And unless I’m very confused, it was the next day of that same weekend that the Pokingbrook men were depleted in numbers, so Bill Newman approached me and asked, “Do you know Ducklington?”

“No,” I told him.

“Okay,” he said, “you can dance third corners.”


A leisurely few days of aaaaaaaaaaaaarrrrrrrrgggggghhaaaaaaeeeiiiiiiieeee

Last summer somehow most of the things I wanted or needed to do didn’t conflict much. This year is being more difficult.

So the SoLID collaboration meeting ended up being Thursday and Friday, not Friday and Saturday, so that was good, but I still had to get back before the rest of the weekend’s activities. That plus cheaper tickets meant flying into and out of Norfolk, VA and driving from there to Newport News — during rush hour, both ways. I lived. I did speak at the meeting, briefly, about my simulation work on the PVDIS baffles.

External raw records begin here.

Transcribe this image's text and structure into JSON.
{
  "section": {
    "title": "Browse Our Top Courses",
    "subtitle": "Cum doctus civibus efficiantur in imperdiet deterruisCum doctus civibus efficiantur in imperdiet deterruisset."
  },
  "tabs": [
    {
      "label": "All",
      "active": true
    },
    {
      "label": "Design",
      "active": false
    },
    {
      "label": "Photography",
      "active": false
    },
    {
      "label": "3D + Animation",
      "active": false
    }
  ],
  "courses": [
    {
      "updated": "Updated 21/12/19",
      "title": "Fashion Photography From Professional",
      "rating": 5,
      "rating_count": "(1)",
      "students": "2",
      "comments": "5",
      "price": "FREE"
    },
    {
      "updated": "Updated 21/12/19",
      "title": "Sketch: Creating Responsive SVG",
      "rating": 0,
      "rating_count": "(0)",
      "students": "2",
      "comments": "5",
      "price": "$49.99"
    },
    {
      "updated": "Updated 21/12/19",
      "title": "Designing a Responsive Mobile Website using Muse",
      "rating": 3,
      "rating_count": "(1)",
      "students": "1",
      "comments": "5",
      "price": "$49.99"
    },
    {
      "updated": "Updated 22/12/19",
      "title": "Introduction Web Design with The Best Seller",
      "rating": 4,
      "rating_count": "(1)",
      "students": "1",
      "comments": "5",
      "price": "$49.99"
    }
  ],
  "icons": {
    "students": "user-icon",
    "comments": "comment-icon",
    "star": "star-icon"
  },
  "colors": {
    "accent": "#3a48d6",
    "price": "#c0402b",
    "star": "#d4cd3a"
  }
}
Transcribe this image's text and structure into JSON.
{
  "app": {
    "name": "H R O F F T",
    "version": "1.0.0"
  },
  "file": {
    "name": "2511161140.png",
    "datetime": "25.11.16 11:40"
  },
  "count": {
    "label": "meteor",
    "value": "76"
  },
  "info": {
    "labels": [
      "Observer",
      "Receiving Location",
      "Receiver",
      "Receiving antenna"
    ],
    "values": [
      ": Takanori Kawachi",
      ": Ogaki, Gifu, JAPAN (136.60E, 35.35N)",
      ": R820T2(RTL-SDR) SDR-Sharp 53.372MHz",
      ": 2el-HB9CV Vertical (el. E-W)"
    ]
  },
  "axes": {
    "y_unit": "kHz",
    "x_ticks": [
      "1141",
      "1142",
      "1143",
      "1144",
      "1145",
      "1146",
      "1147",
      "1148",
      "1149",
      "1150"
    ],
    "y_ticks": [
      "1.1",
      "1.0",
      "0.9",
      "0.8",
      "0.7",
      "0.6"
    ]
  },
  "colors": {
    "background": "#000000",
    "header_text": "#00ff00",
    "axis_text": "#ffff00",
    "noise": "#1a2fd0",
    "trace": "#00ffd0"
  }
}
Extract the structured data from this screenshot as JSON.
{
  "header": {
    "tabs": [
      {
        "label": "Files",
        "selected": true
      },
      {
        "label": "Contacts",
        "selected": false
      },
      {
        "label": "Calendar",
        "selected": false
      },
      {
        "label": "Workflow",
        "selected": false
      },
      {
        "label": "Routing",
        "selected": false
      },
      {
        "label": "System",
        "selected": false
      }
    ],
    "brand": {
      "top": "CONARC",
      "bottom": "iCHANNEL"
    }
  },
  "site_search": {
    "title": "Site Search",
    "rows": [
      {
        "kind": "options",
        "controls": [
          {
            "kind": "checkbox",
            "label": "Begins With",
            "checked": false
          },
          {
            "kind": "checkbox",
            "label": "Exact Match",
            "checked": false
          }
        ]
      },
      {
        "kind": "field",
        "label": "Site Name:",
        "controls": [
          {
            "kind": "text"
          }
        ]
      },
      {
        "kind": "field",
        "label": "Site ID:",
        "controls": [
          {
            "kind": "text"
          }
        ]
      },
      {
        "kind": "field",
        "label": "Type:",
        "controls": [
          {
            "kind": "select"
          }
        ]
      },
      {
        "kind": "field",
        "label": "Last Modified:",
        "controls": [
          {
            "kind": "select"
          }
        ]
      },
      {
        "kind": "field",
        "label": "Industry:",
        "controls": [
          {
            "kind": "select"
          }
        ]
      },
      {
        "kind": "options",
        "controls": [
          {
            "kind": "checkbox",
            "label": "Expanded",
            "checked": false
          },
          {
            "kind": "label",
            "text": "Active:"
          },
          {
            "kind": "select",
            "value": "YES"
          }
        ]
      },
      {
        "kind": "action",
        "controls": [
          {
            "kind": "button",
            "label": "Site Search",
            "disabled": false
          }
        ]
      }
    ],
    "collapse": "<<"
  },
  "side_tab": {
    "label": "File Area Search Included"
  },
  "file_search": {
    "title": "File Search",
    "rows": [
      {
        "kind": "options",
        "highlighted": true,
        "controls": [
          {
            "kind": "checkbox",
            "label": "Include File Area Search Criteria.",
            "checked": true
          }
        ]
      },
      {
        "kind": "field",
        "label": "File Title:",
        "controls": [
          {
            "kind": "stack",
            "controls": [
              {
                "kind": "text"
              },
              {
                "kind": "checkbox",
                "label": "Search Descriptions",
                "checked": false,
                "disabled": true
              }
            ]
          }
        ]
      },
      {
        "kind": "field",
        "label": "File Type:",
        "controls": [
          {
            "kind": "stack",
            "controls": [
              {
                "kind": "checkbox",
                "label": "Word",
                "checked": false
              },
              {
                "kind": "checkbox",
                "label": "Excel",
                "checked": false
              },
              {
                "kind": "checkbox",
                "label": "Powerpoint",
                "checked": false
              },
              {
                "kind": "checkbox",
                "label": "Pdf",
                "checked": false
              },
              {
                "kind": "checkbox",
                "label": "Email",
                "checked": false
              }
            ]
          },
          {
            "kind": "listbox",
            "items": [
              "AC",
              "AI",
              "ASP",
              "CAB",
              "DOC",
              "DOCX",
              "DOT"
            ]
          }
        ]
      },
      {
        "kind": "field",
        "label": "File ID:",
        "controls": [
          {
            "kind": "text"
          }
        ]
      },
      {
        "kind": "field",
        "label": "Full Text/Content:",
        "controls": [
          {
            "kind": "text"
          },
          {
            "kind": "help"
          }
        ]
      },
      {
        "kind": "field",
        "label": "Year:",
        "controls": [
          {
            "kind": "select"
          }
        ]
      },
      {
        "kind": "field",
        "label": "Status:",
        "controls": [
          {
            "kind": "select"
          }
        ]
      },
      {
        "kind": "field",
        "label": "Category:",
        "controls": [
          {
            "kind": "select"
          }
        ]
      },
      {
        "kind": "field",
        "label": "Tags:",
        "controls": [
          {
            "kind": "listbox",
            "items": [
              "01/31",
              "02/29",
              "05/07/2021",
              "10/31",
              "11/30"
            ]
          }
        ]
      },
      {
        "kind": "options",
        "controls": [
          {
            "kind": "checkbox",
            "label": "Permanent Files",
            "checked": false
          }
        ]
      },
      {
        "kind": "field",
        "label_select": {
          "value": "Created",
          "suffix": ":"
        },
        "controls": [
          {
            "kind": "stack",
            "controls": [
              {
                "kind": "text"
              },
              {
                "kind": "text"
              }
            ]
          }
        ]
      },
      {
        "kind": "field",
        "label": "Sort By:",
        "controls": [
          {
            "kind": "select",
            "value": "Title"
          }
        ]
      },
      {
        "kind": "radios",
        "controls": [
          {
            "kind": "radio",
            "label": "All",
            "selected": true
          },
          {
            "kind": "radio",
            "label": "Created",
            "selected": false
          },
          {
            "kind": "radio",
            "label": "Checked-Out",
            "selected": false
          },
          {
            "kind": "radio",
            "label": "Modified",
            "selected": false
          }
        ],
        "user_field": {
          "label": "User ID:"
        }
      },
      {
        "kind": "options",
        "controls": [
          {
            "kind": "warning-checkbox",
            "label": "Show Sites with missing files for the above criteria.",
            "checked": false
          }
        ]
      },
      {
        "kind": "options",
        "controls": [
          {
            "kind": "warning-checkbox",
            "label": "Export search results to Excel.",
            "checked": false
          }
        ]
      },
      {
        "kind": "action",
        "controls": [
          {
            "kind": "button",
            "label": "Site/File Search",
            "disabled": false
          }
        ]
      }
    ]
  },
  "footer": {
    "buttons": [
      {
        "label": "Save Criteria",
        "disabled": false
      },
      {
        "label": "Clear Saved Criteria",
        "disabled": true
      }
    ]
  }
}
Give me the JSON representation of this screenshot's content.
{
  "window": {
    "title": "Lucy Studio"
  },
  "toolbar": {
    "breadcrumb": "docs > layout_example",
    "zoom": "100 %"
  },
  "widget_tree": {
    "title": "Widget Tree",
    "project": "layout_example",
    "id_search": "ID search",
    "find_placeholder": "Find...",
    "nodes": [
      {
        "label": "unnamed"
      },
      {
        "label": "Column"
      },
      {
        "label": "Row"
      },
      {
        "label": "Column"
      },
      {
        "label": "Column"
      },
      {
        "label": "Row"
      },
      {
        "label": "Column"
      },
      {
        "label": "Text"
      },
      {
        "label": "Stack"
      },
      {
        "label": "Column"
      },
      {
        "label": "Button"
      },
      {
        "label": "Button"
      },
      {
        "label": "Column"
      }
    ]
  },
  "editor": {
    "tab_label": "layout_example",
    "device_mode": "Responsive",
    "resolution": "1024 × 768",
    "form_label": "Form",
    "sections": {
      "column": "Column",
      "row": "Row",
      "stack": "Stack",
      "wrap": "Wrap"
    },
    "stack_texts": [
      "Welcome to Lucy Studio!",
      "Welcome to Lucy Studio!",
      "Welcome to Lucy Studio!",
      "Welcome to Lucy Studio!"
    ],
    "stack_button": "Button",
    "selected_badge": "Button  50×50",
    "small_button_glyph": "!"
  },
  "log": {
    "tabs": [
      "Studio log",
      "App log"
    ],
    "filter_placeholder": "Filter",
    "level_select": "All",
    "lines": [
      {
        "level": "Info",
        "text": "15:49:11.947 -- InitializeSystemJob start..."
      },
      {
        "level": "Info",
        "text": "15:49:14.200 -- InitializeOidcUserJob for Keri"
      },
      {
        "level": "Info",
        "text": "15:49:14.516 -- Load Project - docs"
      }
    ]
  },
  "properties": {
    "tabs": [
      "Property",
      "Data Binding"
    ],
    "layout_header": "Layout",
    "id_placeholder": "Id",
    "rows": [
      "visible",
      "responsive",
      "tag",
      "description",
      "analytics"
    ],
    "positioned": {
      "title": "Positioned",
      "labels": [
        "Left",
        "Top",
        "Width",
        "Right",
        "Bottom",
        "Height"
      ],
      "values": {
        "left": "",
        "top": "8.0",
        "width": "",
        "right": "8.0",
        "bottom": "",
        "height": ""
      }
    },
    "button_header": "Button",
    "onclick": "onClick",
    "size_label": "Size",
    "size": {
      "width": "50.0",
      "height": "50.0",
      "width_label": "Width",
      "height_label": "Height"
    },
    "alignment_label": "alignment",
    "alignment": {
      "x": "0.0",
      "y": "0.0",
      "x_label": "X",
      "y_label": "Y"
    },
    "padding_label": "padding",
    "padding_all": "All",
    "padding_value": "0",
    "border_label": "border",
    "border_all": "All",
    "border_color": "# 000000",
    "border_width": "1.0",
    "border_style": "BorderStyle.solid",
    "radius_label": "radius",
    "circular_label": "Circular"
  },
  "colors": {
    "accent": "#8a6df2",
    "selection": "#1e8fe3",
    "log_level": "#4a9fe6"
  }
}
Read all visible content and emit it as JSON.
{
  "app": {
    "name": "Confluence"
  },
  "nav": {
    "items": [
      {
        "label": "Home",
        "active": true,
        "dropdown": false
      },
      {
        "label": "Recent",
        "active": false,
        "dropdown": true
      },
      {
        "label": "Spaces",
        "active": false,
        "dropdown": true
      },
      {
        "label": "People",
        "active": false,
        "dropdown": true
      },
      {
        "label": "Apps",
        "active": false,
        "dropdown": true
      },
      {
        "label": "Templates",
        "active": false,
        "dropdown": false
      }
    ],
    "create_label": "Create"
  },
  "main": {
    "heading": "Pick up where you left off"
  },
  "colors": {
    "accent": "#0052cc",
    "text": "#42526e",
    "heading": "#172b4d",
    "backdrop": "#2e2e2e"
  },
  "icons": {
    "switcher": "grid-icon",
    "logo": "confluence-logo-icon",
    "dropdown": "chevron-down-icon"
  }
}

Making my flight back required me to leave Jefferson Lab before things wrapped up Friday, but I didn’t miss much of significance to me. Waze told me to get off I-64 for several miles and back on just before the Hampton Roads Bridge Tunnel, which kept me out of the worst of the Interstate parking lot. The flights home, like those to Virginia, were amazingly non horrible and I got back around midnight.

The plan from there was: First Syracuse Rocket Club launch of 2015 Saturday morning, morris tour Saturday afternoon, 20 mile bike ride Sunday morning, and Heather’s commencement ceremony Sunday afternoon.

The forecast for Saturday didn’t look too great, too much mention of rain, but in fact, at least where I was, we got no more than a light five minute shower in the early afternoon. I got to the field around 9:00, helped set up, and got two, count ’em, two rockets in the air before it was time to boogie on out and head for downtown. At that I missed the first dance stand, but I met up with the Binghamton Men, Thornden, and the B. F. Harridans for beer and lunch at J. Ryan’s, followed by dancing at Hanover Square, beer and dancing at Mully’s, dancing at the Dinosaur Bar-B-Que, dancing at Perserverence Square, beer and dinner at Clark’s Ale House, and dessert at the Hosmers’ house.

It was pretty great.

Excellent weather today, and I went off to the first Cycle in the City bike ride of 2015. North to Onondaga Lake, south to Webster’s Pond, and east and west in between to various other bodies of water. 20 miles total. Then home, change, lunch, and off to the Civic Center for SUNY Upstate Medical University’s commencement exercises where Heather got her hood denoting an MPH degree. Kenny and I had dinner at Panda West before heading home.